Malala Yousafzai is a Pakistani activist, student, UN messenger of peace and the youngest Nobel Laureate. As co-founder of Malala Fund, she is building a world where every girl can learn and lead without fear.
For my 21st birthday, I am in Brazil meeting girls and young women who have told me about the constant threats of violence, poverty and racism that disrupt their lives.
One of those girls is Paloma, an 11-year-old who lives in a favela in Rio de Janeiro. Her favourite subject is mathematics — but going to school is difficult for girls who live in Brazil’s poorest communities.
Paloma’s neighbourhood is run by drug traffickers; violence is a part of her daily life. "We can be out of school for a week at a time because of shootings," Paloma said.
When this happens, she feels sad and afraid. Paloma wants to live in a place that's calm, where she is free to do what she enjoys — like singing or dancing.
Paloma and her ballet class joined me on a trip to Sugarloaf Mountain, a peak that overlooks the entire city. They showed me one of their dances — and I watched the determination in their faces.
I know Paloma has dreams as big as the mountain she danced on. I know because I had them, too. And I also know how the constant threat of violence can take those dreams away.
More than 1.5 million girls are out of school in Brazil because of poverty, racism and violence. But I have hope when I see brave girls like Paloma, who will do whatever it takes to continue her education because she knows it is her only chance for a better future.

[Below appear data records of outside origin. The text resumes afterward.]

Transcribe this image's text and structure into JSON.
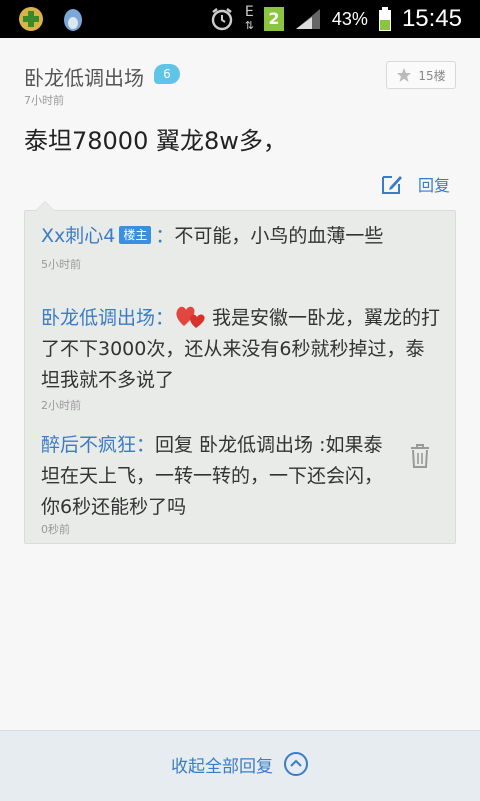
{
  "status_bar": {
    "network": "E",
    "sim": "2",
    "battery": "43%",
    "time": "15:45"
  },
  "post": {
    "author": "卧龙低调出场",
    "level": "6",
    "time": "7小时前",
    "floor": "15楼",
    "body": "泰坦78000 翼龙8w多，",
    "reply_label": "回复"
  },
  "replies": [
    {
      "name": "Xx刺心4",
      "badge": "楼主",
      "colon": "：",
      "text": "不可能，小鸟的血薄一些",
      "time": "5小时前"
    },
    {
      "name": "卧龙低调出场：",
      "text": "我是安徽一卧龙，翼龙的打了不下3000次，还从来没有6秒就秒掉过，泰坦我就不多说了",
      "time": "2小时前"
    },
    {
      "name": "醉后不疯狂：",
      "text": "回复 卧龙低调出场 :如果泰坦在天上飞，一转一转的，一下还会闪，你6秒还能秒了吗",
      "time": "0秒前"
    }
  ],
  "footer": {
    "collapse_label": "收起全部回复"
  }
}
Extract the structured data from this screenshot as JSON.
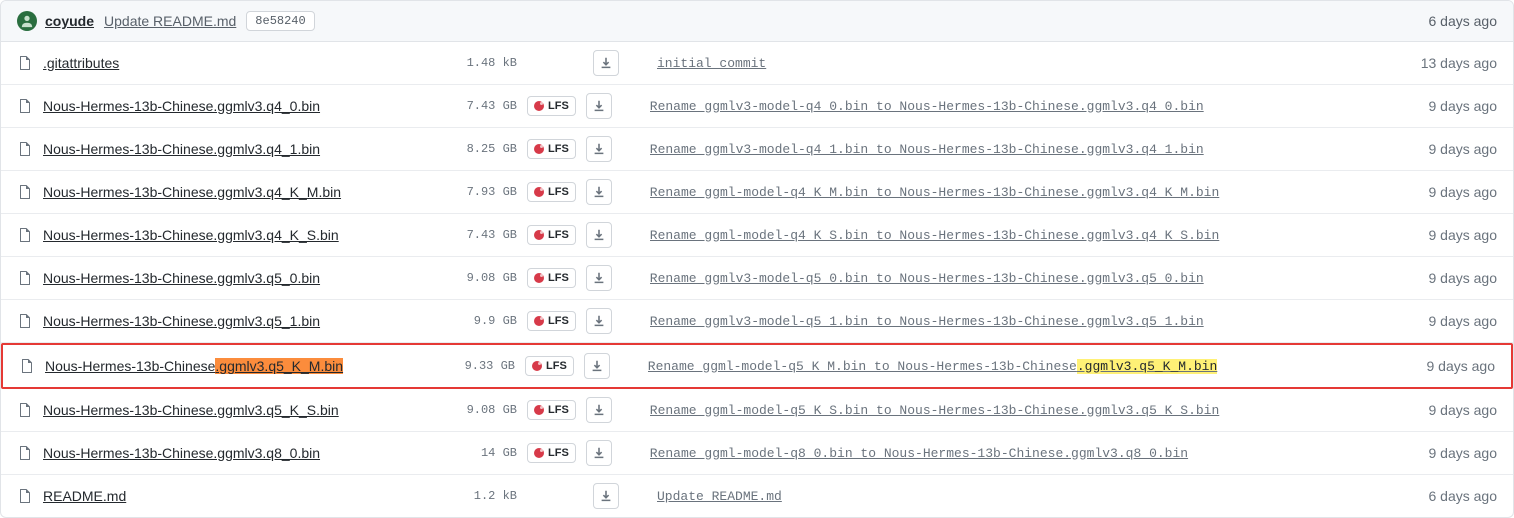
{
  "header": {
    "author": "coyude",
    "commit_title": "Update README.md",
    "commit_hash": "8e58240",
    "time": "6 days ago"
  },
  "lfs_label": "LFS",
  "rows": [
    {
      "name": ".gitattributes",
      "size": "1.48 kB",
      "lfs": false,
      "msg": "initial commit",
      "time": "13 days ago"
    },
    {
      "name": "Nous-Hermes-13b-Chinese.ggmlv3.q4_0.bin",
      "size": "7.43 GB",
      "lfs": true,
      "msg": "Rename ggmlv3-model-q4_0.bin to Nous-Hermes-13b-Chinese.ggmlv3.q4_0.bin",
      "time": "9 days ago"
    },
    {
      "name": "Nous-Hermes-13b-Chinese.ggmlv3.q4_1.bin",
      "size": "8.25 GB",
      "lfs": true,
      "underline": true,
      "msg": "Rename ggmlv3-model-q4_1.bin to Nous-Hermes-13b-Chinese.ggmlv3.q4_1.bin",
      "time": "9 days ago"
    },
    {
      "name": "Nous-Hermes-13b-Chinese.ggmlv3.q4_K_M.bin",
      "size": "7.93 GB",
      "lfs": true,
      "msg": "Rename ggml-model-q4_K_M.bin to Nous-Hermes-13b-Chinese.ggmlv3.q4_K_M.bin",
      "time": "9 days ago"
    },
    {
      "name": "Nous-Hermes-13b-Chinese.ggmlv3.q4_K_S.bin",
      "size": "7.43 GB",
      "lfs": true,
      "msg": "Rename ggml-model-q4_K_S.bin to Nous-Hermes-13b-Chinese.ggmlv3.q4_K_S.bin",
      "time": "9 days ago"
    },
    {
      "name": "Nous-Hermes-13b-Chinese.ggmlv3.q5_0.bin",
      "size": "9.08 GB",
      "lfs": true,
      "msg": "Rename ggmlv3-model-q5_0.bin to Nous-Hermes-13b-Chinese.ggmlv3.q5_0.bin",
      "time": "9 days ago"
    },
    {
      "name": "Nous-Hermes-13b-Chinese.ggmlv3.q5_1.bin",
      "size": "9.9 GB",
      "lfs": true,
      "msg": "Rename ggmlv3-model-q5_1.bin to Nous-Hermes-13b-Chinese.ggmlv3.q5_1.bin",
      "time": "9 days ago"
    },
    {
      "name_pre": "Nous-Hermes-13b-Chinese",
      "name_hl": ".ggmlv3.q5_K_M.bin",
      "size": "9.33 GB",
      "lfs": true,
      "highlighted": true,
      "msg_pre": "Rename ggml-model-q5_K_M.bin to Nous-Hermes-13b-Chinese",
      "msg_hl": ".ggmlv3.q5_K_M.bin",
      "time": "9 days ago"
    },
    {
      "name": "Nous-Hermes-13b-Chinese.ggmlv3.q5_K_S.bin",
      "size": "9.08 GB",
      "lfs": true,
      "msg": "Rename ggml-model-q5_K_S.bin to Nous-Hermes-13b-Chinese.ggmlv3.q5_K_S.bin",
      "time": "9 days ago"
    },
    {
      "name": "Nous-Hermes-13b-Chinese.ggmlv3.q8_0.bin",
      "size": "14 GB",
      "lfs": true,
      "msg": "Rename ggml-model-q8_0.bin to Nous-Hermes-13b-Chinese.ggmlv3.q8_0.bin",
      "time": "9 days ago"
    },
    {
      "name": "README.md",
      "size": "1.2 kB",
      "lfs": false,
      "msg": "Update README.md",
      "time": "6 days ago"
    }
  ]
}
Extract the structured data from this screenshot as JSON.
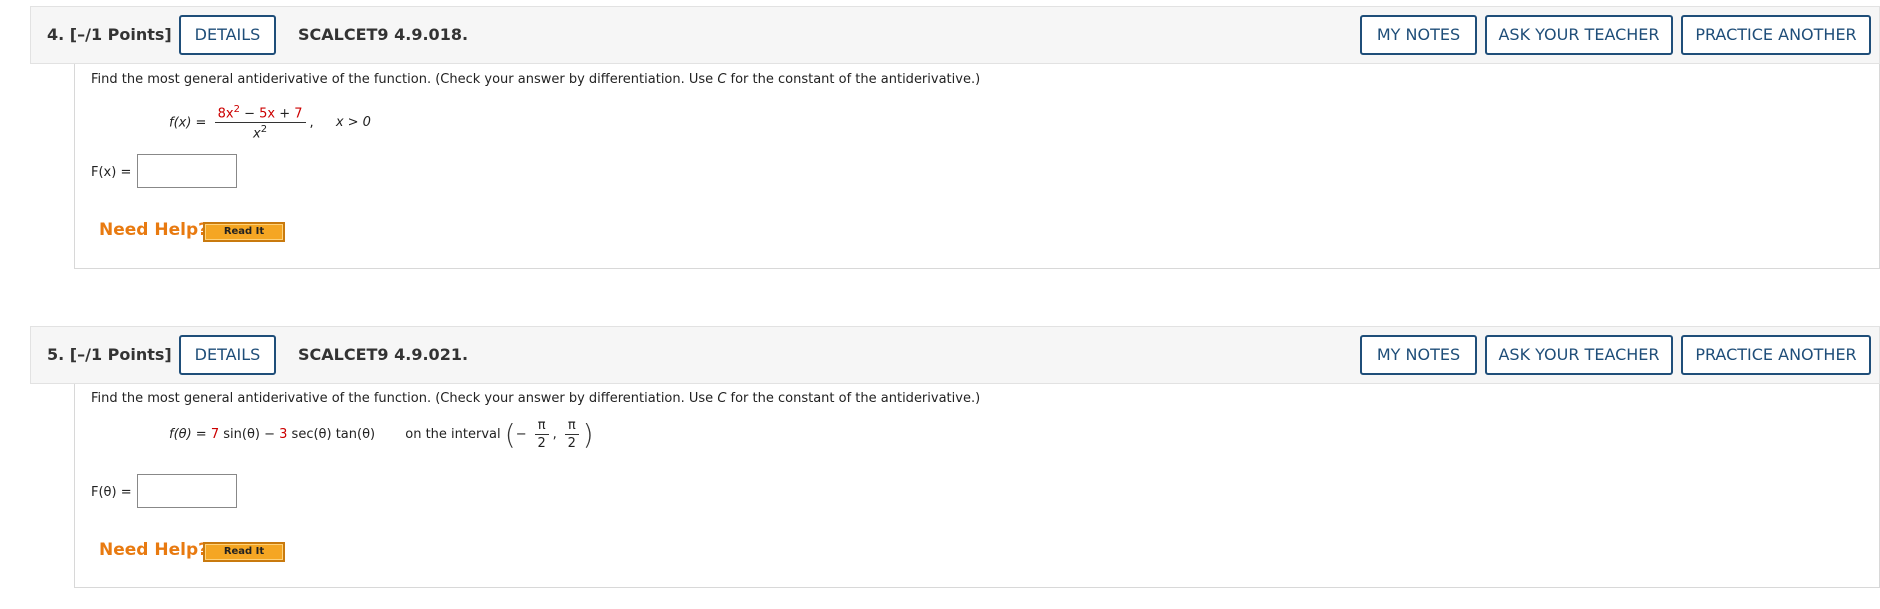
{
  "questions": [
    {
      "number": "4.",
      "points": "[–/1 Points]",
      "details_label": "DETAILS",
      "code": "SCALCET9 4.9.018.",
      "my_notes_label": "MY NOTES",
      "ask_teacher_label": "ASK YOUR TEACHER",
      "practice_label": "PRACTICE ANOTHER",
      "prompt_a": "Find the most general antiderivative of the function. (Check your answer by differentiation. Use ",
      "prompt_c": "C",
      "prompt_b": " for the constant of the antiderivative.)",
      "func_lhs": "f(x) =",
      "num_red1": "8x",
      "num_exp": "2",
      "num_mid": " − ",
      "num_red2": "5x",
      "num_plus": " + ",
      "num_red3": "7",
      "den": "x",
      "den_exp": "2",
      "comma": ",",
      "condition": "x > 0",
      "answer_label": "F(x) =",
      "answer_value": "",
      "need_help": "Need Help?",
      "read_it": "Read It"
    },
    {
      "number": "5.",
      "points": "[–/1 Points]",
      "details_label": "DETAILS",
      "code": "SCALCET9 4.9.021.",
      "my_notes_label": "MY NOTES",
      "ask_teacher_label": "ASK YOUR TEACHER",
      "practice_label": "PRACTICE ANOTHER",
      "prompt_a": "Find the most general antiderivative of the function. (Check your answer by differentiation. Use ",
      "prompt_c": "C",
      "prompt_b": " for the constant of the antiderivative.)",
      "func_lhs": "f(θ) = ",
      "coef1": "7",
      "term1": " sin(θ) − ",
      "coef2": "3",
      "term2": " sec(θ) tan(θ)",
      "interval_text": "on the interval",
      "minus": "−",
      "pi": "π",
      "two": "2",
      "comma": ",",
      "answer_label": "F(θ) =",
      "answer_value": "",
      "need_help": "Need Help?",
      "read_it": "Read It"
    }
  ]
}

I have one wish on my birthday: to show Paloma that she doesn’t have to fight alone. Help girls in Brazil and around the world by making a gift to Malala Fund today.